A monostable multivibrator has only one stable output state. The other output state can only be maintained temporarily.
We’ve already seen one example of a monostable multivibrator in use: the pulse detector used within the circuitry of flip-flops, to enable the latch portion for a brief time when the clock input signal transitions from either low to high or high to low.
The pulse detector is classified as a monostable multivibrator because it has only one stable state. By stable, I mean a state of output where the device is able to latch or hold to forever, without external prodding.
A latch or flip-flop, being a bistable device, can hold in either the “set” or “reset” state for an indefinite period of time. Once its set or reset, it will continue to latch in that state unless prompted to change by an external input.
A monostable device, on the other hand, is only able to hold in one particular state indefinitely. Its other state can only be held momentarily when triggered by an external input.
A mechanical analogy of a monostable device would be a momentary contact pushbutton switch, which spring-returns to its normal (stable) position when pressure is removed from its button actuator.
Likewise, a standard wall (toggle) switch, such as the type used to turn lights on and off in a house, is a bistable device.

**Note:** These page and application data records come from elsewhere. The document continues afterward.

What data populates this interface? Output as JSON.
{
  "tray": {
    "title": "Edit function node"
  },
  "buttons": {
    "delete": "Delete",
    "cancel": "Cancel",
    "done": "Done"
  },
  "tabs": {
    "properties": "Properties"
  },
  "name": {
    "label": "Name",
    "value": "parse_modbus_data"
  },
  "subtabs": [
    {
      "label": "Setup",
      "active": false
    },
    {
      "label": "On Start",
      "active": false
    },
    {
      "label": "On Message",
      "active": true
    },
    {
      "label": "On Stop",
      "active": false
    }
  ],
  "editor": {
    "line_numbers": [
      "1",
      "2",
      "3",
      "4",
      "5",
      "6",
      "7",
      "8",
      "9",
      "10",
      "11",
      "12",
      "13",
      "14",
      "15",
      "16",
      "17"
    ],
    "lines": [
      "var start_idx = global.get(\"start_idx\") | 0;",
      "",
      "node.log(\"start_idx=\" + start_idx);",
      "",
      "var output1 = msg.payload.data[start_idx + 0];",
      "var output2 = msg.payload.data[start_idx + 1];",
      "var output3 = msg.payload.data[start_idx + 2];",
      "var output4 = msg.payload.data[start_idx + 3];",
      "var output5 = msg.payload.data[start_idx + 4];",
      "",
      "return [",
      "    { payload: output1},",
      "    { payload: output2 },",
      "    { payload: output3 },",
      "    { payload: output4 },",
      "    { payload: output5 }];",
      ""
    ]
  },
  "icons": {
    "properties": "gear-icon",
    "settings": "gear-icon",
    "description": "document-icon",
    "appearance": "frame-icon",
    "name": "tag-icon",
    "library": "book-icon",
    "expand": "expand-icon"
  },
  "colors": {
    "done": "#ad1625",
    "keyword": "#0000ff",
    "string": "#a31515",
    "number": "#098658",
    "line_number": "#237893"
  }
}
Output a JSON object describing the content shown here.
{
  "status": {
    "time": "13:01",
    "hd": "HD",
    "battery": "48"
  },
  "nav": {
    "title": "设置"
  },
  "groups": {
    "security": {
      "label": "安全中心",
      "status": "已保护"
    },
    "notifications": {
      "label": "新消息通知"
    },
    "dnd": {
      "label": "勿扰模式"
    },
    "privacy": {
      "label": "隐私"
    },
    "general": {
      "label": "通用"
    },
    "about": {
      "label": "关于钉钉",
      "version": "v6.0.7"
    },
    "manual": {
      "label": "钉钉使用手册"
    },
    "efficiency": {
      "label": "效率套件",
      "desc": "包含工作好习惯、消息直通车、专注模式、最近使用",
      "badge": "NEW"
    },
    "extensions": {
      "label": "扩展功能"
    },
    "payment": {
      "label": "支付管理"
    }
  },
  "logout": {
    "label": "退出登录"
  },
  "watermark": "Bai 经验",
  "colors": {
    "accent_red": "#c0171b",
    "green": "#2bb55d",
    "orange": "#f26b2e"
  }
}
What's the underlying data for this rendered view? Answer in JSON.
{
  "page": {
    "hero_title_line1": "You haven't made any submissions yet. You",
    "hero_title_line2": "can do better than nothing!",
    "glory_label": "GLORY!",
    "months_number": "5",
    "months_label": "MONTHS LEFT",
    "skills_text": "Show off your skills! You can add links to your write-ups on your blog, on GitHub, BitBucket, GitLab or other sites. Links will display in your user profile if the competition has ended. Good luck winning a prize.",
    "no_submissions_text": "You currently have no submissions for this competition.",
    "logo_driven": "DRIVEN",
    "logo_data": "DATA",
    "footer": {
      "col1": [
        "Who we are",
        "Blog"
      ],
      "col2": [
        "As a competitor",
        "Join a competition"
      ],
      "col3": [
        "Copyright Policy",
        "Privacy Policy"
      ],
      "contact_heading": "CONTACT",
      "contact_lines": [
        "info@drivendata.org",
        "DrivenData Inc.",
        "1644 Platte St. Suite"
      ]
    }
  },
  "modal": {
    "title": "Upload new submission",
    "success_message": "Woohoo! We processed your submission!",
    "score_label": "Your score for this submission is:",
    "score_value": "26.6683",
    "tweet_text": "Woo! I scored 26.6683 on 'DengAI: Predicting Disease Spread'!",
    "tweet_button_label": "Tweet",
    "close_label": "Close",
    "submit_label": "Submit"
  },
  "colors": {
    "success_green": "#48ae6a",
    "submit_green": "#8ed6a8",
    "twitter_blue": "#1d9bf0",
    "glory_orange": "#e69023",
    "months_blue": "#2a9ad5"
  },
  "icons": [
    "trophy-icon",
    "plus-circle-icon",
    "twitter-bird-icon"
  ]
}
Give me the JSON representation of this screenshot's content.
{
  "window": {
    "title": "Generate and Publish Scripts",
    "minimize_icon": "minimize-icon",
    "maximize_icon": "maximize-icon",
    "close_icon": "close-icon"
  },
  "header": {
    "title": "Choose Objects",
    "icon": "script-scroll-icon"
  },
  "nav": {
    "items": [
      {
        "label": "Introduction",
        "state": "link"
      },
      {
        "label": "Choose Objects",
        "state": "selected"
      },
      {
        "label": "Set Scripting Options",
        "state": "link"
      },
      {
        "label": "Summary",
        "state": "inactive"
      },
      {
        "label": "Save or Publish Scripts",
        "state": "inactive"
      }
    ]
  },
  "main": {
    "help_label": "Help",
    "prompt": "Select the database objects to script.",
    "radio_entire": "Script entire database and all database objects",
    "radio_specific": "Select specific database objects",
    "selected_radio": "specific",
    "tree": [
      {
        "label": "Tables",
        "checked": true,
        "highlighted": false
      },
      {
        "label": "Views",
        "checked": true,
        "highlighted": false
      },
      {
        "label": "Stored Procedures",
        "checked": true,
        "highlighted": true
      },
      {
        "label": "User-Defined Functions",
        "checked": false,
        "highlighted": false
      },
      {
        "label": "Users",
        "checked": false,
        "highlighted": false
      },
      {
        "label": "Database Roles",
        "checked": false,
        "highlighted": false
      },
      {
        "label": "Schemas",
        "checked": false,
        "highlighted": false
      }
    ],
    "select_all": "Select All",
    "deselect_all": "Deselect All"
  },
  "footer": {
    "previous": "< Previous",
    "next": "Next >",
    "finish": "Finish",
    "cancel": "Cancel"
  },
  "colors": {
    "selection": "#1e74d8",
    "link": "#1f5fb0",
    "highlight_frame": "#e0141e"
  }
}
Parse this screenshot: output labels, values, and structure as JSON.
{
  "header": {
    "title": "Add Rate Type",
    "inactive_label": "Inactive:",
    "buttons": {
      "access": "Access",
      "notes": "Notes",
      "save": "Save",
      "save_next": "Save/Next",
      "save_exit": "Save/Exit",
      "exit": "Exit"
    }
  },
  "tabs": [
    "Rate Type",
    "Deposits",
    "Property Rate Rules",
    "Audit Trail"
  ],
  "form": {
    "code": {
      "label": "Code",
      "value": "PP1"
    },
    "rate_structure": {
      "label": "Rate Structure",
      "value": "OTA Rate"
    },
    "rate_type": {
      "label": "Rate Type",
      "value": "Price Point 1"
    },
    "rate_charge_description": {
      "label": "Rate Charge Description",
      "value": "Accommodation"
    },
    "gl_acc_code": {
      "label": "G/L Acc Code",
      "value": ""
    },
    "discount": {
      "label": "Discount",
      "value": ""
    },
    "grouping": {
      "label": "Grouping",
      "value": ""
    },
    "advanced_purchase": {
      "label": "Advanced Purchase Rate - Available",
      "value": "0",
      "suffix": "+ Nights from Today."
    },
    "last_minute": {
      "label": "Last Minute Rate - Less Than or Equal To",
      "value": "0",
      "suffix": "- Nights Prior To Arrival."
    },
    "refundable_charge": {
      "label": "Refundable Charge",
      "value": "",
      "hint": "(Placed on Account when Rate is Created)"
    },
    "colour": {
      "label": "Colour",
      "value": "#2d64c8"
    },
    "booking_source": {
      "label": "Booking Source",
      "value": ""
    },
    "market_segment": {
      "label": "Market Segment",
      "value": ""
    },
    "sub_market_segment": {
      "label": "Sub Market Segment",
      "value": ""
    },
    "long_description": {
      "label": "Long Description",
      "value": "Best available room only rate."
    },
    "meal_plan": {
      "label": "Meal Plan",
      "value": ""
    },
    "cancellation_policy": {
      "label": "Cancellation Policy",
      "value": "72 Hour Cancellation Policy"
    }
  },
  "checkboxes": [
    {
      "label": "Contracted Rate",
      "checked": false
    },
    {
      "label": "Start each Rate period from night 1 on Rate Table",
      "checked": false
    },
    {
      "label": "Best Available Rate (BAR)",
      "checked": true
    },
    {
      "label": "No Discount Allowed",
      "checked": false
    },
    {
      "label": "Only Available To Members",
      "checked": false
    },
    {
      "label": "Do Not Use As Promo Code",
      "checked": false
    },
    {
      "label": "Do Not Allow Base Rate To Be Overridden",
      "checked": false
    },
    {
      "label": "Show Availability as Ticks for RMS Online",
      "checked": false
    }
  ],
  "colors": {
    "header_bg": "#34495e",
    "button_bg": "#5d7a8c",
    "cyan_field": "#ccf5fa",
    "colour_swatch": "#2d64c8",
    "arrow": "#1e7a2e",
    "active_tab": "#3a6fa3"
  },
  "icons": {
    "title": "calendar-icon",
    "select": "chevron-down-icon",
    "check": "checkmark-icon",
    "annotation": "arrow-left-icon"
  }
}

It can latch in one of two modes: on or off.
All monostable multivibrators are timed devices. That is, their unstable output state will hold only for a certain minimum amount of time before returning to its stable state.
With semiconductor monostable circuits, this timing function is typically accomplished through the use of resistors and capacitors, making use of the exponential charging rates of RC circuits.
A comparator is often used to compare the voltage across the charging (or discharging) capacitor with a steady reference voltage, and the on/off output of the comparator used for a logic signal.
With ladder logic, time delays are accomplished with time-delay relays, which can be constructed with semiconductor/RC circuits like that just mentioned, or mechanical delay devices which impede the immediate motion of the relay’s armature.
Note the design and operation of the pulse detector circuit in ladder logic:
No matter how long the input signal stays high (1), the output remains high for just 1 second of time, then returns to its normal (stable) low state.
For some applications, it is necessary to have a monostable device that outputs a longer pulse than the input pulse which triggers it.
Consider the following ladder logic circuit:
When the input contact closes, TD1 contact immediately closes, and stays closed for 10 seconds after the input contact opens. No matter how short the input pulse is, the output stays high (1) for exactly 10 seconds after the input drops low again.
This kind of monostable multivibrator is called a one-shot. More specifically, it is a retriggerable one-shot, because the timing begins after the input drops to a low state, meaning that multiple input pulses within 10 seconds of each other will maintain a continuous high output:
One application for a retriggerable one-shot is that of a single mechanical contact debouncer. As you can see from the above timing diagram, the output will remain high despite “bouncing” of the input signal from a mechanical switch.
Of course, in a real-life switch debouncer circuit, you’d probably want to use a time delay of much shorter duration than 10 seconds, as you only need to “debounce” pulses that are in the millisecond range.
What if we only wanted a 10 second timed pulse output from a relay logic circuit, regardless of how many input pulses we received or how long-lived they may be? In that case, we’d have to couple a pulse-detector circuit to the retriggerable one-shot time delay circuit, like this:
Time delay relay TD1 provides an “on” pulse to time delay relay coil TD2 for an arbitrarily short moment (in this circuit, for at least 0.5 second each time the input contact is actuated). As soon as TD2 is energized, the normally-closed, timed-closed TD2 contact in series with it prevents coil TD2 from being re-energized as long as its timing out (10 seconds).
This effectively makes it unresponsive to any more actuations of the input switch during that 10 second period.
Only after TD2 times out does the normally-closed, timed-closed TD2 contact in series with it allow coil TD2 to be energized again. This type of one-shot is called a nonretriggerable one-shot.
One-shot multivibrators of both the retriggerable and non-retriggerable variety find wide application in industry for siren actuation and machine sequencing, where an intermittent input signal produces an output signal of a set time.
by Jake Hertz
by Luke James
by Steve Arar